• Directions
Retype each record shown below, leaving every character as it is.

::: Task input :::

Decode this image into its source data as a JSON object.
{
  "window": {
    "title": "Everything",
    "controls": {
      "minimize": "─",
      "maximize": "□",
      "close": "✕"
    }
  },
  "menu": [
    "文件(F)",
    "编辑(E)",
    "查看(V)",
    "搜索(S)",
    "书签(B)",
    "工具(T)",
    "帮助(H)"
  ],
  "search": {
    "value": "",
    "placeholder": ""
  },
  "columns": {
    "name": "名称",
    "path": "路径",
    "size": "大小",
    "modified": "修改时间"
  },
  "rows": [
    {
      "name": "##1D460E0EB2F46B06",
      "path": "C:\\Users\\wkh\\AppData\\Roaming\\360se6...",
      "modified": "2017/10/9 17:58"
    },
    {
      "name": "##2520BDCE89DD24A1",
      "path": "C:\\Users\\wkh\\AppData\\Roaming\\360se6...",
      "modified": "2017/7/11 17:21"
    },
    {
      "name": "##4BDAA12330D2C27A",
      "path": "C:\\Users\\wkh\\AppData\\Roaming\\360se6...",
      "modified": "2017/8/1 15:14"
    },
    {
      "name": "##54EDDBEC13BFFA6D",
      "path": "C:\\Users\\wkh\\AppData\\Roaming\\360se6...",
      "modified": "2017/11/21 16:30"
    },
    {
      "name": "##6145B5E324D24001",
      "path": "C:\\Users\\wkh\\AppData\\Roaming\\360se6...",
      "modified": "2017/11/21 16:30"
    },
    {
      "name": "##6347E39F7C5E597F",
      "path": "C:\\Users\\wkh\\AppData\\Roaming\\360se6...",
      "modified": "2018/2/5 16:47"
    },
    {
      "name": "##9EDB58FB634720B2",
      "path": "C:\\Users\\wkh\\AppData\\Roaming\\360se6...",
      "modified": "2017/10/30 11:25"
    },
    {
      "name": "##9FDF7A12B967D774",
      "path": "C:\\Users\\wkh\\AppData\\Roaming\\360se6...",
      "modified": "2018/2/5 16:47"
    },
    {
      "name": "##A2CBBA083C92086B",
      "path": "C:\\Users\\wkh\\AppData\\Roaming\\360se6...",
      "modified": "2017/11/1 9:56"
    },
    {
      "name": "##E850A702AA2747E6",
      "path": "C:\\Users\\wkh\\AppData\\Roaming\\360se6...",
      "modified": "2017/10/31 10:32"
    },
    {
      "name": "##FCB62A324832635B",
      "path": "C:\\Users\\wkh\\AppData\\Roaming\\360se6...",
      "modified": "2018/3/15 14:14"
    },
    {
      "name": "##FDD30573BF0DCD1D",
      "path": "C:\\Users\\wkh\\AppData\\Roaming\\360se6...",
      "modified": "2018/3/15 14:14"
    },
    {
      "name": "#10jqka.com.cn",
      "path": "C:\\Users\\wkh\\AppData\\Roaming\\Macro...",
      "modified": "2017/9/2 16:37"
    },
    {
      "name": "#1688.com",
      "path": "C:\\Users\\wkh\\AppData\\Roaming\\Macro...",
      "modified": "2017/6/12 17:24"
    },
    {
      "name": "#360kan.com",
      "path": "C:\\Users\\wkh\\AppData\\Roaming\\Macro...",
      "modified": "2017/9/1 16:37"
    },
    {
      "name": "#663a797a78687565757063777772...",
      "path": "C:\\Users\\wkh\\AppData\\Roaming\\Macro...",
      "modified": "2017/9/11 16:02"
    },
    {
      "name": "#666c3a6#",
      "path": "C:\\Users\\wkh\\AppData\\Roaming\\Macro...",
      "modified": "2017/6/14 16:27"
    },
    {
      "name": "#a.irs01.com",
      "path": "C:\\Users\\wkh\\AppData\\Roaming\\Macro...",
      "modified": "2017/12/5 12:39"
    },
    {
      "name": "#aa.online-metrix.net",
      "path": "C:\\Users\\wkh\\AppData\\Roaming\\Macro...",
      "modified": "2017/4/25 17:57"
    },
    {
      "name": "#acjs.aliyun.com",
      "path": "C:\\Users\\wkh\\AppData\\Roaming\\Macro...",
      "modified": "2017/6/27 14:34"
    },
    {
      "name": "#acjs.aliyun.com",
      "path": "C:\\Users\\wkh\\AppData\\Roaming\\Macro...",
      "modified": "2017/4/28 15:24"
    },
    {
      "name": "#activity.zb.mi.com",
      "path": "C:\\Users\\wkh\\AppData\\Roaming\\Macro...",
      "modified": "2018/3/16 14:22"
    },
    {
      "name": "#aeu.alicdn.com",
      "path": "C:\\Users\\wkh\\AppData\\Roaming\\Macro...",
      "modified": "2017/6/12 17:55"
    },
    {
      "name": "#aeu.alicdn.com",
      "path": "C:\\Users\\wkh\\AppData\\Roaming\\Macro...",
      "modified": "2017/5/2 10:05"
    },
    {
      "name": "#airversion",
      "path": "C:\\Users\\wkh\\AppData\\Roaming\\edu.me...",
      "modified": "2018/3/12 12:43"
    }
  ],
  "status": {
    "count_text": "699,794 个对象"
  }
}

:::

• Problem solution
Decode this image into its source data as a JSON object.
{
  "window": {
    "title": "Everything",
    "controls": {
      "minimize": "─",
      "maximize": "□",
      "close": "✕"
    }
  },
  "menu": [
    "文件(F)",
    "编辑(E)",
    "查看(V)",
    "搜索(S)",
    "书签(B)",
    "工具(T)",
    "帮助(H)"
  ],
  "search": {
    "value": "",
    "placeholder": ""
  },
  "columns": {
    "name": "名称",
    "path": "路径",
    "size": "大小",
    "modified": "修改时间"
  },
  "rows": [
    {
      "name": "##1D460E0EB2F46B06",
      "path": "C:\\Users\\wkh\\AppData\\Roaming\\360se6...",
      "modified": "2017/10/9 17:58"
    },
    {
      "name": "##2520BDCE89DD24A1",
      "path": "C:\\Users\\wkh\\AppData\\Roaming\\360se6...",
      "modified": "2017/7/11 17:21"
    },
    {
      "name": "##4BDAA12330D2C27A",
      "path": "C:\\Users\\wkh\\AppData\\Roaming\\360se6...",
      "modified": "2017/8/1 15:14"
    },
    {
      "name": "##54EDDBEC13BFFA6D",
      "path": "C:\\Users\\wkh\\AppData\\Roaming\\360se6...",
      "modified": "2017/11/21 16:30"
    },
    {
      "name": "##6145B5E324D24001",
      "path": "C:\\Users\\wkh\\AppData\\Roaming\\360se6...",
      "modified": "2017/11/21 16:30"
    },
    {
      "name": "##6347E39F7C5E597F",
      "path": "C:\\Users\\wkh\\AppData\\Roaming\\360se6...",
      "modified": "2018/2/5 16:47"
    },
    {
      "name": "##9EDB58FB634720B2",
      "path": "C:\\Users\\wkh\\AppData\\Roaming\\360se6...",
      "modified": "2017/10/30 11:25"
    },
    {
      "name": "##9FDF7A12B967D774",
      "path": "C:\\Users\\wkh\\AppData\\Roaming\\360se6...",
      "modified": "2018/2/5 16:47"
    },
    {
      "name": "##A2CBBA083C92086B",
      "path": "C:\\Users\\wkh\\AppData\\Roaming\\360se6...",
      "modified": "2017/11/1 9:56"
    },
    {
      "name": "##E850A702AA2747E6",
      "path": "C:\\Users\\wkh\\AppData\\Roaming\\360se6...",
      "modified": "2017/10/31 10:32"
    },
    {
      "name": "##FCB62A324832635B",
      "path": "C:\\Users\\wkh\\AppData\\Roaming\\360se6...",
      "modified": "2018/3/15 14:14"
    },
    {
      "name": "##FDD30573BF0DCD1D",
      "path": "C:\\Users\\wkh\\AppData\\Roaming\\360se6...",
      "modified": "2018/3/15 14:14"
    },
    {
      "name": "#10jqka.com.cn",
      "path": "C:\\Users\\wkh\\AppData\\Roaming\\Macro...",
      "modified": "2017/9/2 16:37"
    },
    {
      "name": "#1688.com",
      "path": "C:\\Users\\wkh\\AppData\\Roaming\\Macro...",
      "modified": "2017/6/12 17:24"
    },
    {
      "name": "#360kan.com",
      "path": "C:\\Users\\wkh\\AppData\\Roaming\\Macro...",
      "modified": "2017/9/1 16:37"
    },
    {
      "name": "#663a797a78687565757063777772...",
      "path": "C:\\Users\\wkh\\AppData\\Roaming\\Macro...",
      "modified": "2017/9/11 16:02"
    },
    {
      "name": "#666c3a6#",
      "path": "C:\\Users\\wkh\\AppData\\Roaming\\Macro...",
      "modified": "2017/6/14 16:27"
    },
    {
      "name": "#a.irs01.com",
      "path": "C:\\Users\\wkh\\AppData\\Roaming\\Macro...",
      "modified": "2017/12/5 12:39"
    },
    {
      "name": "#aa.online-metrix.net",
      "path": "C:\\Users\\wkh\\AppData\\Roaming\\Macro...",
      "modified": "2017/4/25 17:57"
    },
    {
      "name": "#acjs.aliyun.com",
      "path": "C:\\Users\\wkh\\AppData\\Roaming\\Macro...",
      "modified": "2017/6/27 14:34"
    },
    {
      "name": "#acjs.aliyun.com",
      "path": "C:\\Users\\wkh\\AppData\\Roaming\\Macro...",
      "modified": "2017/4/28 15:24"
    },
    {
      "name": "#activity.zb.mi.com",
      "path": "C:\\Users\\wkh\\AppData\\Roaming\\Macro...",
      "modified": "2018/3/16 14:22"
    },
    {
      "name": "#aeu.alicdn.com",
      "path": "C:\\Users\\wkh\\AppData\\Roaming\\Macro...",
      "modified": "2017/6/12 17:55"
    },
    {
      "name": "#aeu.alicdn.com",
      "path": "C:\\Users\\wkh\\AppData\\Roaming\\Macro...",
      "modified": "2017/5/2 10:05"
    },
    {
      "name": "#airversion",
      "path": "C:\\Users\\wkh\\AppData\\Roaming\\edu.me...",
      "modified": "2018/3/12 12:43"
    }
  ],
  "status": {
    "count_text": "699,794 个对象"
  }
}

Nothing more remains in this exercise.